In fact, the SportsCenter episodes that were once on ESPNEWS all day long are already being minimalized. Today for instance, ESPNEWS will only air 3.5 hours of SportsCenter with most of the programming being replays of other ESPN studio shows and radio simulcasts. It’s really only “ESPNEWS” in name only at this point, so a rebrand makes a lot of sense.

For years now ESPNEWS has been showing live sports overflow from other ESPN networks. Especially during the college season, ESPNEWS features a multitude of games. ESPNU has also seen some interesting programming during special events. Just last weekend during the NFL Draft, ESPN aired a Wizards-Hawks playoff game on ESPNU because they needed to show two playoff games and the draft on the same night. ESPNEWS has also aired NBA playoff games in past years when Bristol was faced with a scheduling overload.

Taking into account the current sports media landscape, is it now time for ESPN to pull the trigger and recalibrate and rebrand these networks?

In all likelihood, an ESPN3 or even an ESPN4 television channel would be a lot more valuable to consumers and cable companies than ESPNEWS or ESPNU. Especially in the case of ESPNEWS, it’s an outdated name from a past time when people actually got news from television instead of their computer or smartphone.

What makes more sense for ESPN’s future – continuing forward with “U” and “NEWS” as is or taking a proactive step to increase the viability of both channels in a constantly changing environment? The value in being a sports network is live sports rights. The biggest thing working for ESPN, and the thing that will always secure its place as the unquestioned top dog in the industry (and maybe all of cable television) is live sports. It’s the games! It always has been and always will be. But it’s never been more important given how challenging the current climate is for ESPN and other sports networks.

It doesn’t take strenuous mental gymnastics to see a scenario where ESPN turns “U” and “NEWS” into ESPN3 and the ACC Network. The ideal scenario would be ESPNU becoming ESPN3 with its superior reach and carriage and eventually turning ESPNEWS into the ACC Network. That would give ESPN a head start on carriage negotiations for the new conference network that could potentially get contentious given the bearish sports market and a nationwide footprint. If ESPN really wanted to get aggressive, they could create an ESPN3 and ESPN4 and try to strike deals for a newly created ACC Network all on its own.
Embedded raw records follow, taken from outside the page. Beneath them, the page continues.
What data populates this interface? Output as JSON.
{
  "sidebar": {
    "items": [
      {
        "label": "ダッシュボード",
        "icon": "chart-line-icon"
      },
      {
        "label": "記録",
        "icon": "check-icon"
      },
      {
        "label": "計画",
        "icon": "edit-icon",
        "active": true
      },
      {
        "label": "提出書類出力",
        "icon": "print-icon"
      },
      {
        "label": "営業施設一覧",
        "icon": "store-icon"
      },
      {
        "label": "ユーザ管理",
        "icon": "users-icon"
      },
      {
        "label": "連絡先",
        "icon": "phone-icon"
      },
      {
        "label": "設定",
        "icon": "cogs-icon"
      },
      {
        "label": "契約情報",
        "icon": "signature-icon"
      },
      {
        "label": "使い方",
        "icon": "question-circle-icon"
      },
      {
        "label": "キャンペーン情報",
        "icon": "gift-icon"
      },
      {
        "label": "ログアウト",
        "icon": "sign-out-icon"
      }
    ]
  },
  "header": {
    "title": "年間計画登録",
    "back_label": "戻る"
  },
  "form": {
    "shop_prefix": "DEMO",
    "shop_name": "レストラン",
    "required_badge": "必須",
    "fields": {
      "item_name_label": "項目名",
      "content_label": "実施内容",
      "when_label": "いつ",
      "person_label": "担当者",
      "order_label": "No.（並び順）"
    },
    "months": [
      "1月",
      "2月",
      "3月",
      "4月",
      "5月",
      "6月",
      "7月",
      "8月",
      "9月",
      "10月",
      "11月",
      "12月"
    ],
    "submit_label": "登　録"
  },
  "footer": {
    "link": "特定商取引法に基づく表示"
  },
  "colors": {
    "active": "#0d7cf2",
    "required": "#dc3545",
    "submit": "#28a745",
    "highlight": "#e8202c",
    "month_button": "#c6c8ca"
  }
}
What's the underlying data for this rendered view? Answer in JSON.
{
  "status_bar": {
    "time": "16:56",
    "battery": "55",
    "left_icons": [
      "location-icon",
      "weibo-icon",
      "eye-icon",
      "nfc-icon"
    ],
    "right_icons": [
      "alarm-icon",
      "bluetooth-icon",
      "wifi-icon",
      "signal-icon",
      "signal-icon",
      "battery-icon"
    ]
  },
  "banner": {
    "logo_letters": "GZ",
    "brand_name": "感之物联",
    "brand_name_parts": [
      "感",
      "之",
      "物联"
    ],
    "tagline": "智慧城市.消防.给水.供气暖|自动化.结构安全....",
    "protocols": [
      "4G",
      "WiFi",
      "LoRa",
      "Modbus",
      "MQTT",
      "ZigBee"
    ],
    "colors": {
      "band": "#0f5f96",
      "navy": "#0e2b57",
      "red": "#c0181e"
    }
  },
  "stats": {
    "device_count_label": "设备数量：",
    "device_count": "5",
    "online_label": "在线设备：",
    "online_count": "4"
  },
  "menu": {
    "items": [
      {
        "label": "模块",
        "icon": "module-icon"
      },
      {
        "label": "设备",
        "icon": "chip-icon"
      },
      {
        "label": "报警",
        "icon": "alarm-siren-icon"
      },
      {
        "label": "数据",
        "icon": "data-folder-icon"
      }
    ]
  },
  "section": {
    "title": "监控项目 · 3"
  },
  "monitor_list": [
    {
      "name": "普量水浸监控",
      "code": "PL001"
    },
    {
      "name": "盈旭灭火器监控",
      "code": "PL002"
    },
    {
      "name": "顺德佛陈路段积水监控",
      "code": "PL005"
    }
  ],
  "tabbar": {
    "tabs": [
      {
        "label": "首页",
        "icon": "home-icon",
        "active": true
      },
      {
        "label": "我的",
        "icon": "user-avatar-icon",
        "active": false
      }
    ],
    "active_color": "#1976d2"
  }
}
Does an ESPN4, halfway to the Ocho, sound a little crazy? Maybe so, but when you think about it ESPN already has seven channels – ESPN, ESPN2, ESPNU, ESPNEWS, ESPN Classic, SEC Network, Longhorn Network – and that’s not even counting what’s online or on subscription services. ESPN has way more than enough sports rights to go around and can stock an ESPN3 and even an ESPN4 with wall to wall live sports.

Imagine a future where ESPN3 shows not only college sports, but international sports like the World Darts Championship or Super 14 rugby (both of which ESPN has shown online). Yes, streaming rights are different than television rights, and this would be a serious rebrand, but think of all the possibilities. ESPN could send a message to FS1 and all their competitors that while things might not be as smooth as they’ve ever been, they’d be doubling their commitment to live sports and showing the world that they still intend to be known as the self-proclaimed worldwide leader. If ESPNU and ESPNEWS are going to show events like real live NBA Playoff games, they’re already acting as ESPN3 and ESPN4 as is.
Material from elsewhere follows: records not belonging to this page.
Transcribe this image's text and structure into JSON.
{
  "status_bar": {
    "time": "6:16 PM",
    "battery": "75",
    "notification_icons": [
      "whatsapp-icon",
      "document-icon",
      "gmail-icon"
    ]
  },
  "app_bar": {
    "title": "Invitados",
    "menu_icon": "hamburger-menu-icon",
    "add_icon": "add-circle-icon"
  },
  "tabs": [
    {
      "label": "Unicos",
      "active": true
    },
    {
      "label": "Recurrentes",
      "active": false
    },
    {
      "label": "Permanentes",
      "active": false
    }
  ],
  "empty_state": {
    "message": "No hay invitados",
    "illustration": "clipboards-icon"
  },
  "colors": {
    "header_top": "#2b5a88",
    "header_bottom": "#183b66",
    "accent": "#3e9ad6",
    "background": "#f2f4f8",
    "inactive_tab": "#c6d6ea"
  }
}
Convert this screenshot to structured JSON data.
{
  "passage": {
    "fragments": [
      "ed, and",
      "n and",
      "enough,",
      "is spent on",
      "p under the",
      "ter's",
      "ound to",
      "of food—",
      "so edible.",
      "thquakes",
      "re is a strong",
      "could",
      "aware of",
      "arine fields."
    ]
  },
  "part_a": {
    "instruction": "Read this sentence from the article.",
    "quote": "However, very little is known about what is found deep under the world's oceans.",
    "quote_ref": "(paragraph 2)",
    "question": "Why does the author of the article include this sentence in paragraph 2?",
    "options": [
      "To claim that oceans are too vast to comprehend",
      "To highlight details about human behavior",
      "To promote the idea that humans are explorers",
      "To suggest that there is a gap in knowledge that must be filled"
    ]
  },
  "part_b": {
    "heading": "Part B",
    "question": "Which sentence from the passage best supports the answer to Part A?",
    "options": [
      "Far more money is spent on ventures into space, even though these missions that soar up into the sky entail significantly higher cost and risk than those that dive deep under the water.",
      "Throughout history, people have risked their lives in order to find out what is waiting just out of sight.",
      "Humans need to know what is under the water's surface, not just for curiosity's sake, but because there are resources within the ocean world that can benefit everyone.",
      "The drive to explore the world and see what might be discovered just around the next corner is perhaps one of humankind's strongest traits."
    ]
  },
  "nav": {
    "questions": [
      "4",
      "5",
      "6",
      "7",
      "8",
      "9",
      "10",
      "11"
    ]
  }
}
Of course, it’s not just live sports. There could be 30 for 30 marathons, replays or simulcasts of the existing studio shows like we see now, and so much more. ESPN wants a future where their talent is more multi-faceted and able to check multiple boxes, so why not do the same thing with their programming? ESPN wouldn’t have to lessen their focus on college sports or news, but by opening up the gates to ESPN3… and maybe even ESPN4… they could give themselves more options for the future. And right now anything that can give the company more options should be strongly considered.

About Matt Yoder

Award winning sportswriter at The Comeback and Awful Announcing. The biggest cat in the whole wide world.